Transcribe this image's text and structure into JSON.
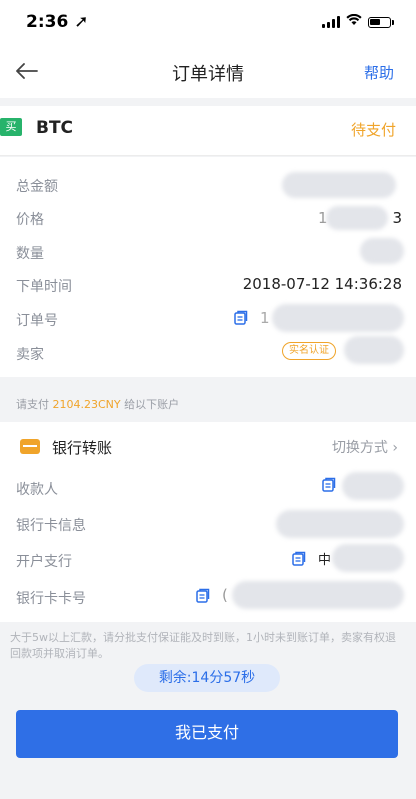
{
  "status_bar": {
    "time": "2:36 ➚"
  },
  "nav": {
    "title": "订单详情",
    "help": "帮助"
  },
  "order": {
    "side_badge": "买",
    "coin": "BTC",
    "status": "待支付",
    "colors": {
      "status": "#f0a42a",
      "badge": "#27b36b",
      "accent": "#2b6ee8"
    }
  },
  "details": {
    "total_label": "总金额",
    "price_label": "价格",
    "price_fragment_left": "1",
    "price_fragment_right": "3",
    "quantity_label": "数量",
    "time_label": "下单时间",
    "time_value": "2018-07-12 14:36:28",
    "order_no_label": "订单号",
    "order_no_fragment": "1",
    "seller_label": "卖家",
    "verified_badge": "实名认证"
  },
  "pay_hint": {
    "prefix": "请支付 ",
    "amount": "2104.23CNY",
    "suffix": " 给以下账户"
  },
  "bank": {
    "title": "银行转账",
    "switch": "切换方式 ›",
    "payee_label": "收款人",
    "card_info_label": "银行卡信息",
    "branch_label": "开户支行",
    "branch_fragment": "中",
    "card_no_label": "银行卡卡号",
    "card_no_fragment": "("
  },
  "notice": "大于5w以上汇款，请分批支付保证能及时到账，1小时未到账订单，卖家有权退回款项并取消订单。",
  "countdown": "剩余:14分57秒",
  "primary_button": "我已支付",
  "icons": [
    "back-arrow-icon",
    "copy-icon",
    "bank-card-icon",
    "signal-icon",
    "wifi-icon",
    "battery-icon"
  ]
}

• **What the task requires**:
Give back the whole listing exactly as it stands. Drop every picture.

• **Output**:
Transcribe this image's text and structure into JSON.
{
  "status_bar": {
    "time": "2:36 ➚"
  },
  "nav": {
    "title": "订单详情",
    "help": "帮助"
  },
  "order": {
    "side_badge": "买",
    "coin": "BTC",
    "status": "待支付",
    "colors": {
      "status": "#f0a42a",
      "badge": "#27b36b",
      "accent": "#2b6ee8"
    }
  },
  "details": {
    "total_label": "总金额",
    "price_label": "价格",
    "price_fragment_left": "1",
    "price_fragment_right": "3",
    "quantity_label": "数量",
    "time_label": "下单时间",
    "time_value": "2018-07-12 14:36:28",
    "order_no_label": "订单号",
    "order_no_fragment": "1",
    "seller_label": "卖家",
    "verified_badge": "实名认证"
  },
  "pay_hint": {
    "prefix": "请支付 ",
    "amount": "2104.23CNY",
    "suffix": " 给以下账户"
  },
  "bank": {
    "title": "银行转账",
    "switch": "切换方式 ›",
    "payee_label": "收款人",
    "card_info_label": "银行卡信息",
    "branch_label": "开户支行",
    "branch_fragment": "中",
    "card_no_label": "银行卡卡号",
    "card_no_fragment": "("
  },
  "notice": "大于5w以上汇款，请分批支付保证能及时到账，1小时未到账订单，卖家有权退回款项并取消订单。",
  "countdown": "剩余:14分57秒",
  "primary_button": "我已支付",
  "icons": [
    "back-arrow-icon",
    "copy-icon",
    "bank-card-icon",
    "signal-icon",
    "wifi-icon",
    "battery-icon"
  ]
}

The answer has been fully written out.